Those who wish to restore these principles face a challenge of unprecedented severity. Anton argues that an elite based in certain blue states disdains ordinary Americans. “The core message of the meta-Narrative is that America is fundamentally and inherently racist, sexist, homophobic, xenophobic, Islamophobic, transphobic, and so on. The flaws and sins of America derive directly from those of its founding stock, who are natural predators, inherently racist, and malevolent.”

Elite policy is at its worst in California, now under the near-total domination of the left wing of the Democratic Party. “In modern California, hypocrisy and double-standardism aren’t merely part of the business climate; they’re endemic to the whole society….Sam Francis dubbed this system ‘anarcho-tyranny’: complete freedom—even exemption from the gravest laws—for the favored, maximum vindictive enforcement against the pettiest infractions on the disfavored.” Anton fears that if President Trump isn’t reelected, the Democrats will seek actively to suppress whomever in the red states challenges them, and they will prove very difficult to dislodge from power.

Who are the ordinary Americans the elite disdains, and who are the elite? The ordinary Americans are those whom Hillary Clinton called “deplorables,” i.e., white males who value their family, their religion, and their property, including their guns. “Funny thing, too: a core tenet of modern liberalism is supposed to be the sanctity of ‘one man, one vote.’ Except, you know, not really. The barely concealed presupposition of denouncing Republicans as ‘racists’ simply because whites vote for them is that all votes are not created equal. Votes of color are morally superior to white votes, which are inherently tainted. Which is why the left holds any election won by a Republican to be morally if not (yet) politically illegitimate.”

The elite consists at its core of wealthy financiers and business interests allied with government. It is buttressed by professionals who have attended top universities, especially those of the Ivy League. In a way that readers of Hunter Lewis on “crony capitalism” will recognize, Anton writes: “So-called ‘public-private cooperation’ will increase.
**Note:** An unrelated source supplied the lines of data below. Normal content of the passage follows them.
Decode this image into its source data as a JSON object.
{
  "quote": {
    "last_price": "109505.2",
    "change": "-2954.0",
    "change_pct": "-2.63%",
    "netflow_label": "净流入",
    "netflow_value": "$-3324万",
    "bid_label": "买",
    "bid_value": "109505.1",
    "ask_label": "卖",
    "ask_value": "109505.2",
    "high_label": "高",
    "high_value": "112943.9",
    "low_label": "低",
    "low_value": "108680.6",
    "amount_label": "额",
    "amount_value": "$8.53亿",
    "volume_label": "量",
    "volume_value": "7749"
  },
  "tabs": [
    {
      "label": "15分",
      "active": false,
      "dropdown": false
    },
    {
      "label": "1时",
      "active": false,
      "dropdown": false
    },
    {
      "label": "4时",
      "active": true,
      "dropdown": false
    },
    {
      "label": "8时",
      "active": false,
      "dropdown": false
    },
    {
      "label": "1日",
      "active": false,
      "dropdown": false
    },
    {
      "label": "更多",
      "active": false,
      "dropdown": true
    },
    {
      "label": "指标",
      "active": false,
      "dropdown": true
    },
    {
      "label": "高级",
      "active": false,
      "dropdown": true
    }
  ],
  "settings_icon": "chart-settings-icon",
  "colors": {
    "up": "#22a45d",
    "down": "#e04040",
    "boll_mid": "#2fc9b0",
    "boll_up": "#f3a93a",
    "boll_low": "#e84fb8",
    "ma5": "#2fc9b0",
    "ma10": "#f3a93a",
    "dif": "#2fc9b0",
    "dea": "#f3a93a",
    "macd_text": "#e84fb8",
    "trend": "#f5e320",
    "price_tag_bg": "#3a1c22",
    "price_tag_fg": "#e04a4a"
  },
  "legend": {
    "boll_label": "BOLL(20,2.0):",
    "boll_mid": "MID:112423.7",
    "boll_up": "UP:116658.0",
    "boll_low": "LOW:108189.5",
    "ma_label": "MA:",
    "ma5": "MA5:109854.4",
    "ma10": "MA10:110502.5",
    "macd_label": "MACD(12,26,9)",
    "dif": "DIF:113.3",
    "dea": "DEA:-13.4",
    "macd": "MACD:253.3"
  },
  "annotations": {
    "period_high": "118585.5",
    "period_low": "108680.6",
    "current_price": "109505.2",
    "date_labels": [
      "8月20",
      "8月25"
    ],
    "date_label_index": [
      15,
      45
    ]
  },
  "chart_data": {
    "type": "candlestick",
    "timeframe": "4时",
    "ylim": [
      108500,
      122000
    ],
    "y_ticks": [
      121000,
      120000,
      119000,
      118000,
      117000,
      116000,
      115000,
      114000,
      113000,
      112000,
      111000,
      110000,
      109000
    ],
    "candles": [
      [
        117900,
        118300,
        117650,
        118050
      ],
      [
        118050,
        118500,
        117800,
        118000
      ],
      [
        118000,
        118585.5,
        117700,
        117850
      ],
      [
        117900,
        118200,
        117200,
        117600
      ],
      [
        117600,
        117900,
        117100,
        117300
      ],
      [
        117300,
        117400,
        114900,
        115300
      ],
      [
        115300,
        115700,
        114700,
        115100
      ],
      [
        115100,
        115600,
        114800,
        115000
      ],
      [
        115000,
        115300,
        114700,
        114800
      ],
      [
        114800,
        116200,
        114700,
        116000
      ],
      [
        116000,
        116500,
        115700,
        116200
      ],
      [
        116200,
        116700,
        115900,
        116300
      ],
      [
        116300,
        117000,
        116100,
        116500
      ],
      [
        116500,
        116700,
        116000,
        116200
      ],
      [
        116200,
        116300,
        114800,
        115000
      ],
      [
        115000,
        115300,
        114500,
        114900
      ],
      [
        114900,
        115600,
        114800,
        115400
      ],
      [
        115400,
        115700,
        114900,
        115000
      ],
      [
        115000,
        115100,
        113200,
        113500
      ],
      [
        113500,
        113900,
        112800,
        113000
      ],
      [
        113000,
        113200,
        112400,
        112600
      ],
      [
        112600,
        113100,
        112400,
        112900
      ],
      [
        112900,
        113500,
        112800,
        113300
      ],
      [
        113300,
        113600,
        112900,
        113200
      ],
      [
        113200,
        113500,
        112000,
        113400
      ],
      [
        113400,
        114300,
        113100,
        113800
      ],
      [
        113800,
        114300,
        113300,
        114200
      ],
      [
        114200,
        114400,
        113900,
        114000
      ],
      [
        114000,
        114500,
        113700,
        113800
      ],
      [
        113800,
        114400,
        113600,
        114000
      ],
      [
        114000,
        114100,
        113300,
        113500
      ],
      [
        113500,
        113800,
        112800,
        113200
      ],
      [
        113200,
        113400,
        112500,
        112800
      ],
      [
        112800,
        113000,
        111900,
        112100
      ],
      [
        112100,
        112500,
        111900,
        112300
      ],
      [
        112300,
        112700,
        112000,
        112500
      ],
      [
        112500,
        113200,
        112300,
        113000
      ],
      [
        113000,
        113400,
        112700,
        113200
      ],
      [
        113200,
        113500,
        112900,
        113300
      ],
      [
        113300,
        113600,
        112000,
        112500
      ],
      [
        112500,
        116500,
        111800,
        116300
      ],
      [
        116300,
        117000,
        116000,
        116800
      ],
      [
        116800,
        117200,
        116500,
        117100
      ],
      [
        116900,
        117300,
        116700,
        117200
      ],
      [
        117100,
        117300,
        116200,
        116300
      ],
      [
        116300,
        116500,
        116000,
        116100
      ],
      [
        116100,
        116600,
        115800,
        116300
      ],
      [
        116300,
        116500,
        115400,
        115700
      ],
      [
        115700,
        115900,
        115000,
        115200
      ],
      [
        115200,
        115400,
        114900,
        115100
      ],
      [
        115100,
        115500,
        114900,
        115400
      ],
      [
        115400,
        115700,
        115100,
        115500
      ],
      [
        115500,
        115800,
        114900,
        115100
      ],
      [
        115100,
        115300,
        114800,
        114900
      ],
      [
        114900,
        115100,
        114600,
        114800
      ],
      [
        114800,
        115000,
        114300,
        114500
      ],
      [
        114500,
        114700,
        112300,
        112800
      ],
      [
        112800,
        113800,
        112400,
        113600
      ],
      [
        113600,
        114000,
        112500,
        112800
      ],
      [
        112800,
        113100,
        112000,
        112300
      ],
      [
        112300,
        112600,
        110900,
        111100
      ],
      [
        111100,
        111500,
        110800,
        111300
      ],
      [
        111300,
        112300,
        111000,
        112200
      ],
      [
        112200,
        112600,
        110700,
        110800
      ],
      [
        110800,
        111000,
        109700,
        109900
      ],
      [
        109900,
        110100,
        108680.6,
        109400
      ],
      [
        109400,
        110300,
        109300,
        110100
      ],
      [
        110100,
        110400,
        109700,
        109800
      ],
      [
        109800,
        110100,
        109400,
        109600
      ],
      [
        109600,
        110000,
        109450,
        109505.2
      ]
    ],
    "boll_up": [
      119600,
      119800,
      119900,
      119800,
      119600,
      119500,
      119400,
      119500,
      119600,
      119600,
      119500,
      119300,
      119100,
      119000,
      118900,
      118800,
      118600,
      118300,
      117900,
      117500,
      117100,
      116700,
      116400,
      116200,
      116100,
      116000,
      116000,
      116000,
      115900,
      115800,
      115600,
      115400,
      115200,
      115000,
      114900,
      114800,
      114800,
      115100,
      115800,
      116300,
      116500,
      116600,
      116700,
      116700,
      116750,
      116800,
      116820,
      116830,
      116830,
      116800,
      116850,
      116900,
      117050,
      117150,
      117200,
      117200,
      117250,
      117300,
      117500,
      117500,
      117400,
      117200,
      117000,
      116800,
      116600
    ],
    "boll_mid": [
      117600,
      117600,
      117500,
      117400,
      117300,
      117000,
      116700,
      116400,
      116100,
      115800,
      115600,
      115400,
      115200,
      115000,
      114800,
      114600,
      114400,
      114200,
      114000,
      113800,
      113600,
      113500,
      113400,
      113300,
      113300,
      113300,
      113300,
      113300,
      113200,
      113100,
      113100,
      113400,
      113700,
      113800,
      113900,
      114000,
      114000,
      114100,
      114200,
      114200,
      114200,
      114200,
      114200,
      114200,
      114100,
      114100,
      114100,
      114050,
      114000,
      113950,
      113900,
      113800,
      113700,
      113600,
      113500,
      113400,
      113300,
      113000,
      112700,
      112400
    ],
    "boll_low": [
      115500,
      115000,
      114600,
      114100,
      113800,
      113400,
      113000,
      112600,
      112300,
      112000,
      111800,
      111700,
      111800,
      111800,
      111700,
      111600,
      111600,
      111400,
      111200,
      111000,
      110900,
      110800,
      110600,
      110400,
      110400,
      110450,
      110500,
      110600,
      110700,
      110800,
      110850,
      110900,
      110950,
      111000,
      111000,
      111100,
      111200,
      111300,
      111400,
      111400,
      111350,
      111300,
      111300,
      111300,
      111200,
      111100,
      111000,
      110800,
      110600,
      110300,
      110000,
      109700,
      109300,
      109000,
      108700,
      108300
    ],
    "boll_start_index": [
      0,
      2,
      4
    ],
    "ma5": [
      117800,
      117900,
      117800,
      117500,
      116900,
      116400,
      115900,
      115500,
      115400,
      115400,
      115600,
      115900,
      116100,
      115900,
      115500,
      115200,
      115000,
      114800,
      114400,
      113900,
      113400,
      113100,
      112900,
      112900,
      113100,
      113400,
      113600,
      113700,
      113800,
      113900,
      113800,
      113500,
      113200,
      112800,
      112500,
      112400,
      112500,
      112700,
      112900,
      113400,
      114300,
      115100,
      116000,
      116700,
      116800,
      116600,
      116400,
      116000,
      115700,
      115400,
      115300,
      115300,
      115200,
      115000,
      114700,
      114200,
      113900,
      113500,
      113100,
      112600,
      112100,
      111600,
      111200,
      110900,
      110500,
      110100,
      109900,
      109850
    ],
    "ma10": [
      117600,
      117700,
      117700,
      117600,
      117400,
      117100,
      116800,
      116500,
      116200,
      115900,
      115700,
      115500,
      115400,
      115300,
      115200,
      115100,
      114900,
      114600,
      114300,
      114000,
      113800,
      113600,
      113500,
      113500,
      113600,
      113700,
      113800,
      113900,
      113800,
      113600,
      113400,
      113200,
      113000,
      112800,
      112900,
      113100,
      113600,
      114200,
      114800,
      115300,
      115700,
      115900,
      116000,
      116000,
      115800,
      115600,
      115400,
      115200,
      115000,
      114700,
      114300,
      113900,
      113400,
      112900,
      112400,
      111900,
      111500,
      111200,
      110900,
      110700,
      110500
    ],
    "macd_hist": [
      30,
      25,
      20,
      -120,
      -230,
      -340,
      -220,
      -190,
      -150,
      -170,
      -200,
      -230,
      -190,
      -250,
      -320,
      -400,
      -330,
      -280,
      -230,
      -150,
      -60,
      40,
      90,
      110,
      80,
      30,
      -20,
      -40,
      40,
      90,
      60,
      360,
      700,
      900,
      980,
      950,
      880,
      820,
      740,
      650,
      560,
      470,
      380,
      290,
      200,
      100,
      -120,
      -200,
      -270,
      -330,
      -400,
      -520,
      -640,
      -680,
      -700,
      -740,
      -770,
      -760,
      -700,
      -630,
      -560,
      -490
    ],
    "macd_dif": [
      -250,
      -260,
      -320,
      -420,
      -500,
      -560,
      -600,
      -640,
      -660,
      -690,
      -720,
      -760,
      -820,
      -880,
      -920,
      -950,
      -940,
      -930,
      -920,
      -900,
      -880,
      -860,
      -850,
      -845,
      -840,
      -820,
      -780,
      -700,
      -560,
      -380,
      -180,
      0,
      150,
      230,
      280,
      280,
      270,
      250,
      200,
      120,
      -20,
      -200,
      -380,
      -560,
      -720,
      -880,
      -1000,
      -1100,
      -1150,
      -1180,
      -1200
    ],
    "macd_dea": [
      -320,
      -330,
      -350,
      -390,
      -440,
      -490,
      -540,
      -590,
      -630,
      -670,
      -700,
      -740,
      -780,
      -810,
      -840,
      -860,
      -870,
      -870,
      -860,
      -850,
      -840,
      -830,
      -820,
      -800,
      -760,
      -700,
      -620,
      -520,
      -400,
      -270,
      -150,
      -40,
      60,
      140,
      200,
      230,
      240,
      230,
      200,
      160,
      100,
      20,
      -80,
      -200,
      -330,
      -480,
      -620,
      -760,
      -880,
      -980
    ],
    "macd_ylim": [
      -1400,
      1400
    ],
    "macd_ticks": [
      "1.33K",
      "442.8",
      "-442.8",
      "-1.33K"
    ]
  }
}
This benign-sounding phrase—who could object to ‘cooperation,’ to government and business ‘solving problems together’? —masks a darker reality. What it really describes is the use of state power to serve private ends, at private direction. Hence foreign policy…will be further reoriented around securing trade, tax, and labor ‘migration’ patterns and paradigms that benefit finance and big business.”

If elite dominance continues, Anton predicts that those of us who dissent will be rigidly restricted. “Free speech as we have known it—as our founders insisted was the bedrock of political rights, without which self-government is impossible—will not survive coming leftist rule. The playbook is already being expanded to include banking and credit. Getting on the wrong side of elite-woke opinion is increasingly to find oneself locked out of the financial system: no bank account, no credit card, no ability to get a loan or pay a mortgage. Pay cash? The move to a ‘cashless society’…will obviate that option right quick.”

Anton cites an especially chilling instance of the policy of suppression. “A new regulation in the United Kingdom—which we must assume will be proposed here sooner or later—would allow Britain’s National Health Service to deny non-emergency care to those deemed ‘racist, sexist, or homophobic.’ Government bureaucrats, naturally, will be the ones doing the deeming.” Small wonder that Anton has had enough…